> What you will do:
Return the lines of the data below in which the string "JSON" occurs.

> Recorded information:
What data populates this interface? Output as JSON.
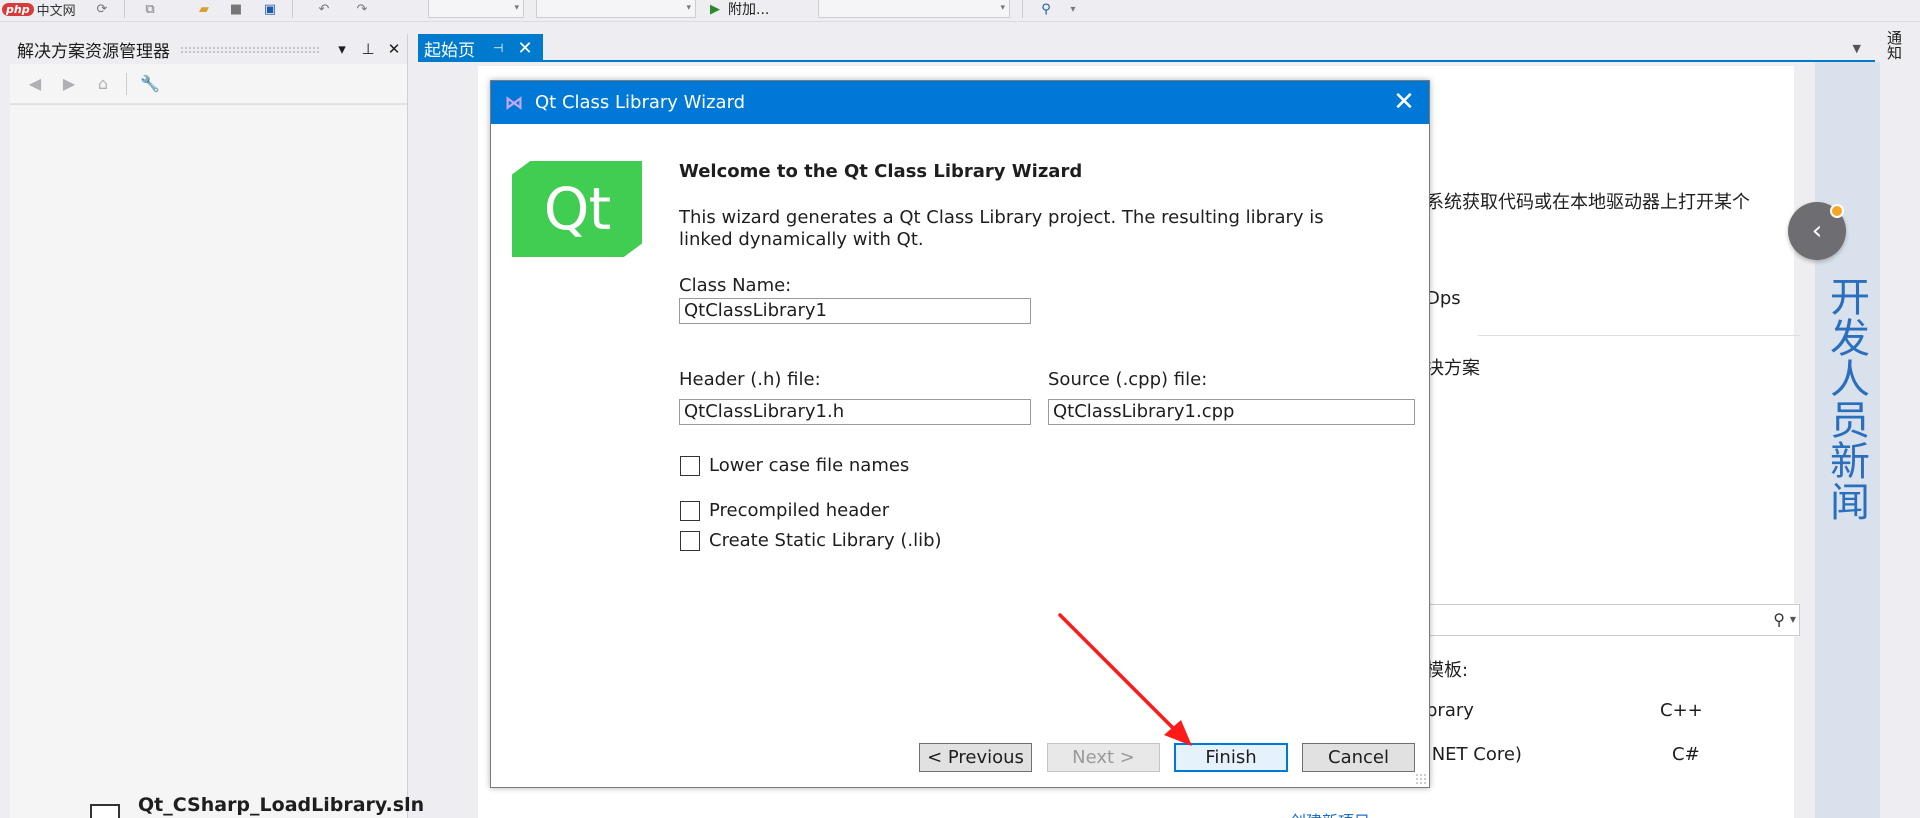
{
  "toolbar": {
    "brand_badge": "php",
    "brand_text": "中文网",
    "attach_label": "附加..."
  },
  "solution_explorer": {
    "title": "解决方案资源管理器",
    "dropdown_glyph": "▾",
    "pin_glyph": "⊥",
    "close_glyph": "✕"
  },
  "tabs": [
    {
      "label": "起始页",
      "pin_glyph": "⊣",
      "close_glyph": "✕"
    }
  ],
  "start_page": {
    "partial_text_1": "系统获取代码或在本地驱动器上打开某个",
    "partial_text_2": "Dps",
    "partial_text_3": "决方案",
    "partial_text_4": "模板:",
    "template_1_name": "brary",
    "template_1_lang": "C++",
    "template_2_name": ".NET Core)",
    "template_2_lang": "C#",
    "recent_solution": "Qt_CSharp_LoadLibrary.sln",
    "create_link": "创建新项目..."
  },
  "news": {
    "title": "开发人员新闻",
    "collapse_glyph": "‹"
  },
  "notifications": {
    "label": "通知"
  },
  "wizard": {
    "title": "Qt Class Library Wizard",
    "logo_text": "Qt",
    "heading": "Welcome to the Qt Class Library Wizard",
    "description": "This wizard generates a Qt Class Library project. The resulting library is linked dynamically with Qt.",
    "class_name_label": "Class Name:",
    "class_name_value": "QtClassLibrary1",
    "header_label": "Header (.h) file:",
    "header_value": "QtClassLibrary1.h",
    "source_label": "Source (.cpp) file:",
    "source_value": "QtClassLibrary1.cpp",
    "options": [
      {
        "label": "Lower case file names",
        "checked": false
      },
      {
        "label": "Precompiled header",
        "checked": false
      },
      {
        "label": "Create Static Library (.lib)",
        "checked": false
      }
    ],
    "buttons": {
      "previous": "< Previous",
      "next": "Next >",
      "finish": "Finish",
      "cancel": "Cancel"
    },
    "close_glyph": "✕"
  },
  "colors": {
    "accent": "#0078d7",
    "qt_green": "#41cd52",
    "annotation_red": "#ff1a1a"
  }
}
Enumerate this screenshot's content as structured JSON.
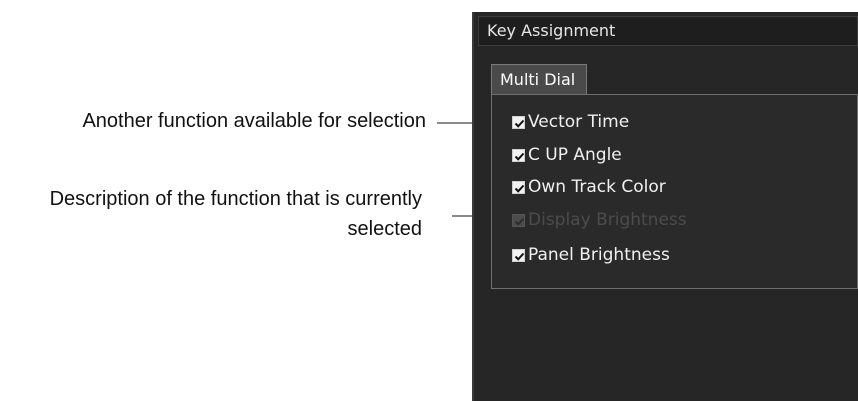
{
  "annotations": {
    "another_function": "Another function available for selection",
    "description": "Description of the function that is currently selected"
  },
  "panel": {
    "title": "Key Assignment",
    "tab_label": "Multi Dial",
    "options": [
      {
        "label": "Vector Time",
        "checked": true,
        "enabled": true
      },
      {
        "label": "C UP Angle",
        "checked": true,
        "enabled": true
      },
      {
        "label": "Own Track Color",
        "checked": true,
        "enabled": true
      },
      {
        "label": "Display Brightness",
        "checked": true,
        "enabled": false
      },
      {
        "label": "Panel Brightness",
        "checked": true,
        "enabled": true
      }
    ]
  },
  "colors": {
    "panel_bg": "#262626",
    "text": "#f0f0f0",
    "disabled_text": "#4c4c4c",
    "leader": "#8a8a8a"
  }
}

> Result of the task:
What data populates this interface? Output as JSON.
Enumerate this screenshot's content as structured JSON.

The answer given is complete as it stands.